    21. Guys, see some unequal treaties between Qing gov and foreign powers. The Qing emproers thought they were Chinese. They used the words like “Zhongguo”, “Zhongguoren”. Please Check.

    22. FYI:Sun Zhongshan changed his attitude to Five Races Under One Union((Han, Manchu, Mongol, Hui and Tibetan).

    23. hug,

      Thanks for stopping by…a little late to the party, though.

      It’s a lot more complicated than you’ve suggested and I find it quaint that you’d comment so blithely. I think you might find it interesting to check out actual books (rather than wikipedia) and I might especially recommend looking at the recent (as in the last 30 years or so) research done using the Manchu language archives. Work by Mark Elliot, James Millward, etc. greatly problematizes the simplistic narratives (products of early 20th century Han nationalist historians) of assimilation.

    24. Nobody has ever claimed the Manchus are Han. But I am sure the Manchus are Chinese. Similarly, The whites in USA are americans, but the americans are not equal to the white.

    25. It really depends on how you define “Chinese,” keeping in mind that such terms are historically unstable, we can’t project back modern definitions without running into complications. I also think, hug, that you and I are coming at this from differing intellectual perspectives. You want Manchu=Chinese. I’m not saying you’re necessarily wrong, only that the way such an equation is formulated, the narratives which frame it, and the sources which support it are all unstable and need to be unpacked and looked at carefully and critically. We cannot accept tropes as truth. I know where you’re coming from, though, I’m familiar with the Chinese history curriculum of the past 20 years, and also have done a bit of research on the creation of historical narrative and nationalism in the early 20th century. Paul Cohen once suggested such narratives tell us more about the political and emotional needs of the present day than they do about the past, and I would tend to agree.

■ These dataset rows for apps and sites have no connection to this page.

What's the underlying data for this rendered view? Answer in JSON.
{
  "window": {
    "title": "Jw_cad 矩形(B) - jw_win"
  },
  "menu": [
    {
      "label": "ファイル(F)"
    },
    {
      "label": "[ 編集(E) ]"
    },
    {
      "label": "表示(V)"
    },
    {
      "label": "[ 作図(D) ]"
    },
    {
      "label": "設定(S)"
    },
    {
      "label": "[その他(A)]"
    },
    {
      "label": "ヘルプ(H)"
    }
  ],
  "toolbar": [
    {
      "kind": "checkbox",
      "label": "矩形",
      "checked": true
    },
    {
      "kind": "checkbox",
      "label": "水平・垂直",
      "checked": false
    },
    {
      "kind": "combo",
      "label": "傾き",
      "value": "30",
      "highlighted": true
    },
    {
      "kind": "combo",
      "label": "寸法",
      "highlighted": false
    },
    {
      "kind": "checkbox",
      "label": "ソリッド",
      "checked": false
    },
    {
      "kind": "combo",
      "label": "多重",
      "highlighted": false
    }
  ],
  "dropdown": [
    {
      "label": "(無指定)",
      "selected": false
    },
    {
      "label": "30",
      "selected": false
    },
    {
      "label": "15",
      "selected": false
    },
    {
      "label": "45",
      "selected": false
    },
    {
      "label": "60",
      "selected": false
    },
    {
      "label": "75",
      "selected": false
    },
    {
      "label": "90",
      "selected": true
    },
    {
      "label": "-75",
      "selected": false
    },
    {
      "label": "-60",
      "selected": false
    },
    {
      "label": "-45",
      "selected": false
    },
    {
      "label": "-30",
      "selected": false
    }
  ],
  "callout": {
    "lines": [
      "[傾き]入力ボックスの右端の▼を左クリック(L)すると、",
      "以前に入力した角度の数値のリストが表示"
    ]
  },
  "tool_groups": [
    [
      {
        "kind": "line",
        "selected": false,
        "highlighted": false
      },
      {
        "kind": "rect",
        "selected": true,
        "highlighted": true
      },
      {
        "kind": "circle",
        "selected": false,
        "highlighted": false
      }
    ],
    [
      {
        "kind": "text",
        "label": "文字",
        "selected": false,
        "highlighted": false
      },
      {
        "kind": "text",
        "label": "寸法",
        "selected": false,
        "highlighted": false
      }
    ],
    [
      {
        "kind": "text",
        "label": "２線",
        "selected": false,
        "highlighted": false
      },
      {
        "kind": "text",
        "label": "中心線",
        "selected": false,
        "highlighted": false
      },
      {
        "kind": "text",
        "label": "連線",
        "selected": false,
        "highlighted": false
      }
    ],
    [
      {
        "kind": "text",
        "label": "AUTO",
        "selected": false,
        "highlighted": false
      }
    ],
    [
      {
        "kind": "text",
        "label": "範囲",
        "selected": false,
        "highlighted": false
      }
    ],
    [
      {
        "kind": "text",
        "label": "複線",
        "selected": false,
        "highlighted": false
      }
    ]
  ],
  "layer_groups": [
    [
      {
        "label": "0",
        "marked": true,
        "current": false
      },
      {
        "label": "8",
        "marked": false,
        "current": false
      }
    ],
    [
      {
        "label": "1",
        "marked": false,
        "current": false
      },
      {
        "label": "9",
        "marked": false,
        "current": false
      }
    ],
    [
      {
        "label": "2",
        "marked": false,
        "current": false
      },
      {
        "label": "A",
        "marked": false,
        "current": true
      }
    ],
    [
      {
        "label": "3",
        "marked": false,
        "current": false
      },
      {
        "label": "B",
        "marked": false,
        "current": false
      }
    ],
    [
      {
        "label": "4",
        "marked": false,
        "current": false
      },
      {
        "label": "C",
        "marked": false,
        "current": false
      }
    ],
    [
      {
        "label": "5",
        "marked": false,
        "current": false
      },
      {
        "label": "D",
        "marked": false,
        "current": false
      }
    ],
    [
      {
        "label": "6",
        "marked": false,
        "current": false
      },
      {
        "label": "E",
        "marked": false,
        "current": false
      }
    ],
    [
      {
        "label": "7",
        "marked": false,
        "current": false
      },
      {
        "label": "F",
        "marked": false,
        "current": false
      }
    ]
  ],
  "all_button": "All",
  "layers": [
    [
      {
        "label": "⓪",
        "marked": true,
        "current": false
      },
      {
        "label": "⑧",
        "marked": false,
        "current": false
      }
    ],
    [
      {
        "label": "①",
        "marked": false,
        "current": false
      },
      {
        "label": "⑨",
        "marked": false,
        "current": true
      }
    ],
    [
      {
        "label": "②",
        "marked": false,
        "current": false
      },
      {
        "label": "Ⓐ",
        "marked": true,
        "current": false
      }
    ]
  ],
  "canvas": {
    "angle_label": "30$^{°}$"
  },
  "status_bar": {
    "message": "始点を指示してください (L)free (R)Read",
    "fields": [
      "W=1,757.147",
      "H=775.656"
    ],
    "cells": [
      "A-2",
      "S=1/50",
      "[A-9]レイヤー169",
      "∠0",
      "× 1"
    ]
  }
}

    1 Trackbacks & Pingbacks

    1. Jeremiah Jenne

    Comments are closed.